Items from a data source
##########

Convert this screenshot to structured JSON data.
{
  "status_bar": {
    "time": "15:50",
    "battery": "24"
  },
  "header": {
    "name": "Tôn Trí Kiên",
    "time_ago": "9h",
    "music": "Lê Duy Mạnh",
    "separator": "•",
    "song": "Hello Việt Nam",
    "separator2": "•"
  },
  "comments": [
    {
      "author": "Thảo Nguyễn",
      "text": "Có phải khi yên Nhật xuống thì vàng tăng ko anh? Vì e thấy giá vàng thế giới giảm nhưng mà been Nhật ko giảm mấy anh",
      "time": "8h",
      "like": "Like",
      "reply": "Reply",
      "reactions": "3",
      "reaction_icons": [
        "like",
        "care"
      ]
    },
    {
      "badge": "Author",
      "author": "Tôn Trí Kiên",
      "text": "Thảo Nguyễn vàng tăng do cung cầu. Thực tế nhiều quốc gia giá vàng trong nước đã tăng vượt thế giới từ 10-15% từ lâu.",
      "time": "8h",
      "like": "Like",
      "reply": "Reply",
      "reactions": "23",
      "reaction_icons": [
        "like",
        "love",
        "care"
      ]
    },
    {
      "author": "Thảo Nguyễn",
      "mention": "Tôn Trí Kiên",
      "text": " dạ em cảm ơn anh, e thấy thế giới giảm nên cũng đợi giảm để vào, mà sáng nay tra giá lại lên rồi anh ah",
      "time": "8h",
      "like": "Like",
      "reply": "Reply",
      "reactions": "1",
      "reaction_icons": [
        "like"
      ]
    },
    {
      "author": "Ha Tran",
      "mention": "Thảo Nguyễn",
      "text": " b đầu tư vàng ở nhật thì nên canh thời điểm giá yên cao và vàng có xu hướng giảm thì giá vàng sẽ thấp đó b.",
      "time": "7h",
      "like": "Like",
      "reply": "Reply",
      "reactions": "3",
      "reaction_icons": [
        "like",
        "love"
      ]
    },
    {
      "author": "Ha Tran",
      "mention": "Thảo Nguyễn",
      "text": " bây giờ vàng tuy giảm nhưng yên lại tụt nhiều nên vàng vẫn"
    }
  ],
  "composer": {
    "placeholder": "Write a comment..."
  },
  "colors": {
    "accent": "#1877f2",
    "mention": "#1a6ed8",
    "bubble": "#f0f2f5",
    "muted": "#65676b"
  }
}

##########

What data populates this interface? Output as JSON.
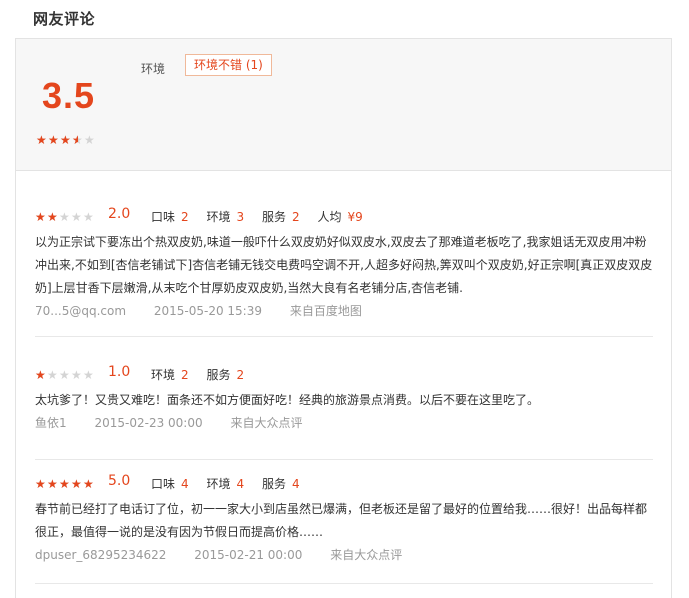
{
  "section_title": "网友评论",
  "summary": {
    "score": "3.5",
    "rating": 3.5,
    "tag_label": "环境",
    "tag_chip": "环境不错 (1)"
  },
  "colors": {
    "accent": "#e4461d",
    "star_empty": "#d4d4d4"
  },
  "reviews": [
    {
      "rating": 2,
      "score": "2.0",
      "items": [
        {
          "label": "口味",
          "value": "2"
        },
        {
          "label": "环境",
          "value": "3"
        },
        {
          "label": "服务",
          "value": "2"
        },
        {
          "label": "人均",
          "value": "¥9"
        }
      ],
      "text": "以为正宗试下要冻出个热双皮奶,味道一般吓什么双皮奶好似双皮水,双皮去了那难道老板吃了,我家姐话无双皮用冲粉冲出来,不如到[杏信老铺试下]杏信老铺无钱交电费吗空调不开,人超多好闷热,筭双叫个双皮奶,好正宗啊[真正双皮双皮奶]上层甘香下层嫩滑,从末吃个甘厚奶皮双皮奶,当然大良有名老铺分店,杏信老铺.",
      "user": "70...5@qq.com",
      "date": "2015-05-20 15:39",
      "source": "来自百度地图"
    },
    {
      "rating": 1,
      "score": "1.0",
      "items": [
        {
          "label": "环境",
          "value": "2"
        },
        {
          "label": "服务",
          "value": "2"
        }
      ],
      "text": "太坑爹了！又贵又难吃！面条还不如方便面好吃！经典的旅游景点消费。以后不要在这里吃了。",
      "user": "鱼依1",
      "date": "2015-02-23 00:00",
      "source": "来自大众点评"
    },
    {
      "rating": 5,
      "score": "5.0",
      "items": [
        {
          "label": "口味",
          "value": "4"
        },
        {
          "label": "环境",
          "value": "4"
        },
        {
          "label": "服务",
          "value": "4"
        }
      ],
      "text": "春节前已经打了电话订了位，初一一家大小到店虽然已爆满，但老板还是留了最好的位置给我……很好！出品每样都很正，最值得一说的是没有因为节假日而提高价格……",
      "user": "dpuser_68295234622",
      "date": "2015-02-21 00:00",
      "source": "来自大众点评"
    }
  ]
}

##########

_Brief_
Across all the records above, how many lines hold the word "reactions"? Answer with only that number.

_Answer to this problem_
4